--- Data extract ---
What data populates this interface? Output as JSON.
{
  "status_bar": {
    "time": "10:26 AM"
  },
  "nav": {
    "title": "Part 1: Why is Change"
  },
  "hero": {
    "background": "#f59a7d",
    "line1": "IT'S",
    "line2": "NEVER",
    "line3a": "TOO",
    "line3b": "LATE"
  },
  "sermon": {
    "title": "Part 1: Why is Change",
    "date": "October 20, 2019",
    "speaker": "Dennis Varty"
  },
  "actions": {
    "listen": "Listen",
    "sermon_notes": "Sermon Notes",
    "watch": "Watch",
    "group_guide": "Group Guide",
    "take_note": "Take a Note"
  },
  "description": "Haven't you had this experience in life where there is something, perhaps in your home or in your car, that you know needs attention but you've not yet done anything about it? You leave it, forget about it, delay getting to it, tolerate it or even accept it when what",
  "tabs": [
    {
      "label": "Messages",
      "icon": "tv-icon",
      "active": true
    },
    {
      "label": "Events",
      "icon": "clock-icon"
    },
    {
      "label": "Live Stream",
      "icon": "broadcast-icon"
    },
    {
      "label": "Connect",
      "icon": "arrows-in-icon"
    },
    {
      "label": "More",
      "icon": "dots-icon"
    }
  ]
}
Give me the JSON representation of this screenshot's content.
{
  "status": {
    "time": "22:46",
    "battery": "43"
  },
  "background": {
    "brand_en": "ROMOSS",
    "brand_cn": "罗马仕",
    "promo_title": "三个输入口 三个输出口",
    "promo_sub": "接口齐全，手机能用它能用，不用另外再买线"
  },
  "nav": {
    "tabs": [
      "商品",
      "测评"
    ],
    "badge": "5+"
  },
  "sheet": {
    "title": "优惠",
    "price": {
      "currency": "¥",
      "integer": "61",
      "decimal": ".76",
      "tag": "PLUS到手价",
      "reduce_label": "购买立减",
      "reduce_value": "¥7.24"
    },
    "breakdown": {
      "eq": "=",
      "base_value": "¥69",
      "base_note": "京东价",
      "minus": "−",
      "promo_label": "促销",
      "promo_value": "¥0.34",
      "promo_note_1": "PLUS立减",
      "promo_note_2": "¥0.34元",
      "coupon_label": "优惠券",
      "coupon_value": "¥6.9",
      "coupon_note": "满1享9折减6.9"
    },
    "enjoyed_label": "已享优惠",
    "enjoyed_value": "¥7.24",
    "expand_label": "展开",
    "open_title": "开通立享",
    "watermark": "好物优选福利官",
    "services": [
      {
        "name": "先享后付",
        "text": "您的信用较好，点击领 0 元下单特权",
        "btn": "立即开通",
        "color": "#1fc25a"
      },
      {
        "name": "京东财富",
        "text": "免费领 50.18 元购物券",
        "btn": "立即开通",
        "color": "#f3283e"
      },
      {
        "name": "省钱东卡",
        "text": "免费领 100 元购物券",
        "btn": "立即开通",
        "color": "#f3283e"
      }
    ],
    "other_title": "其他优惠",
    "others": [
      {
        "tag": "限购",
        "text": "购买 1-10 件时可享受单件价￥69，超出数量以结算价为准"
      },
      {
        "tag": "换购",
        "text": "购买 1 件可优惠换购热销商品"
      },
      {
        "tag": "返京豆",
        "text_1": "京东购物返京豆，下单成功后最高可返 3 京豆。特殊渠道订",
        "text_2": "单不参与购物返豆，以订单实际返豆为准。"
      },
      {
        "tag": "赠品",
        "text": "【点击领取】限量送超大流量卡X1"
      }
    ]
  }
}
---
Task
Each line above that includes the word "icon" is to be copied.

Exercise response
      "icon": "tv-icon",
      "icon": "clock-icon"
      "icon": "broadcast-icon"
      "icon": "arrows-in-icon"
      "icon": "dots-icon"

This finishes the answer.